I’ve described the purpose behind an institution’s assessment program as paramount. I’ve raised some questions about faculty involvement and faculty evaluation, which are both essential components in a strong assessment program. This brings me to the third factor that can change assessment from a superficial activity to one that affects the core of the educational enterprise. To have a real impact on student development, assessment must be systematic and thoroughly integrated into the student’s classroom and co-curricular experiences. We know from examples like Truman State and Alverno College that it is possible to build and use such assessment programs. We do not lack the technical expertise to put such assessment programs in place at every campus. And I expect that we will.
What benefits result from systematic assessment? Count at least these:
1. Assessment creates an attitude of excellence and accountability.

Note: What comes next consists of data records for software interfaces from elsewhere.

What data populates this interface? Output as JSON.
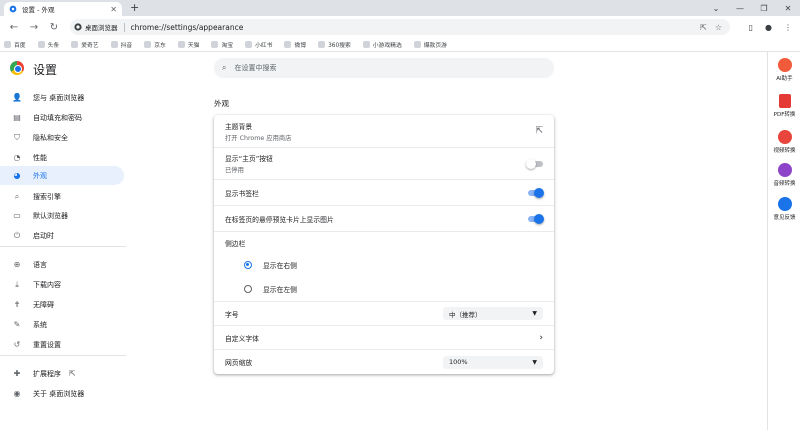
{
  "tab": {
    "title": "设置 - 外观"
  },
  "toolbar": {
    "site_chip": "桌面浏览器",
    "url": "chrome://settings/appearance"
  },
  "bookmarks": [
    "百度",
    "头条",
    "爱奇艺",
    "抖音",
    "京东",
    "天猫",
    "淘宝",
    "小红书",
    "微博",
    "360搜索",
    "小游戏精选",
    "爆款页游"
  ],
  "settings": {
    "title": "设置"
  },
  "nav": [
    {
      "label": "您与 桌面浏览器",
      "icon": "person-icon"
    },
    {
      "label": "自动填充和密码",
      "icon": "autofill-icon"
    },
    {
      "label": "隐私和安全",
      "icon": "shield-icon"
    },
    {
      "label": "性能",
      "icon": "speedometer-icon"
    },
    {
      "label": "外观",
      "icon": "palette-icon"
    },
    {
      "label": "搜索引擎",
      "icon": "search-icon"
    },
    {
      "label": "默认浏览器",
      "icon": "browser-icon"
    },
    {
      "label": "启动时",
      "icon": "power-icon"
    },
    {
      "label": "语言",
      "icon": "globe-icon"
    },
    {
      "label": "下载内容",
      "icon": "download-icon"
    },
    {
      "label": "无障碍",
      "icon": "accessibility-icon"
    },
    {
      "label": "系统",
      "icon": "wrench-icon"
    },
    {
      "label": "重置设置",
      "icon": "reset-icon"
    },
    {
      "label": "扩展程序",
      "icon": "puzzle-icon"
    },
    {
      "label": "关于 桌面浏览器",
      "icon": "about-icon"
    }
  ],
  "search": {
    "placeholder": "在设置中搜索"
  },
  "section": {
    "title": "外观"
  },
  "appearance": {
    "theme": {
      "title": "主题背景",
      "sub": "打开 Chrome 应用商店"
    },
    "home_button": {
      "title": "显示“主页”按钮",
      "sub": "已停用",
      "on": false
    },
    "bookmarks_bar": {
      "title": "显示书签栏",
      "on": true
    },
    "tab_hover": {
      "title": "在标签页的悬停预览卡片上显示图片",
      "on": true
    },
    "side_panel": {
      "title": "侧边栏",
      "options": [
        "显示在右侧",
        "显示在左侧"
      ],
      "selected": 0
    },
    "font_size": {
      "title": "字号",
      "value": "中（推荐）"
    },
    "custom_fonts": {
      "title": "自定义字体"
    },
    "page_zoom": {
      "title": "网页缩放",
      "value": "100%"
    }
  },
  "extensions": [
    {
      "label": "AI助手",
      "icon": "ai-assistant-icon",
      "color": "#f15a3a"
    },
    {
      "label": "PDF转换",
      "icon": "pdf-icon",
      "color": "#e53935"
    },
    {
      "label": "视频转换",
      "icon": "video-convert-icon",
      "color": "#e8453c"
    },
    {
      "label": "音频转换",
      "icon": "audio-convert-icon",
      "color": "#8e44c9"
    },
    {
      "label": "意见反馈",
      "icon": "feedback-icon",
      "color": "#1a73e8"
    }
  ],
  "colors": {
    "accent": "#1a73e8",
    "nav_active_bg": "#e8f0fe"
  }
}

2. Assessment gives the ability to measure outcomes and creativity.
3. Assessment points out how to achieve outcomes that are meaningful.
4. Assessment practices provide information to interested university partners and build confidence in faculty decision making.
Which description characterizes the state of assessment at your institution? Thin veneer, or a powerful tool to break up intellectual and organizational hardpan and to develop talent? Wherever you place your institution along this continuum, you surely can see opportunity to expand and grow. Dr. Schilling will, in a minute, offer some provocative ideas on new directions for us to consider in this expansion.
Before turning to Dr. Schilling, however, I want to issue a challenge to VAG. I believe that even those institutions that have been most successful in integrating systematic assessment into all areas of the academy have not yet found ways to assess the most profound aspects of our work. We still tend to assess those things that are easy to measure rather than what is most important.
One of my foremost goals as director of SCHEV is to increase public awareness of the value of a college education. There is clearly a public focus today on the cost of a college education. Students, their families, and taxpayers—as well as appointed bodies such as the Governor’s Blue Ribbon Commission on Higher Education and the Legislative Joint Subcommittee on Higher Education Funding Policies—want to know why the cost is so high. Further, they want us to keep college affordable. I think the public also wants, and needs, to know more about the value of higher learning. Our collective challenge is to develop meaningful ways to assess and articulate the value that a college education adds to the lives of individuals and to society. I believe we have the expertise to break new ground and develop such measures.
My question to you is: Do we have the will?
* Although it may fairly be said that what actually happens to students after they leave a professor would be even more probative of teaching ability than student evaluations. This form of assessment is peculiarly difficult to establish, however, and perhaps also even more subject to the interplay of chance than any of the other evaluative techniques. Who, after all, gets the credit for the Rhodes Scholar, or the Nobel Prize winner?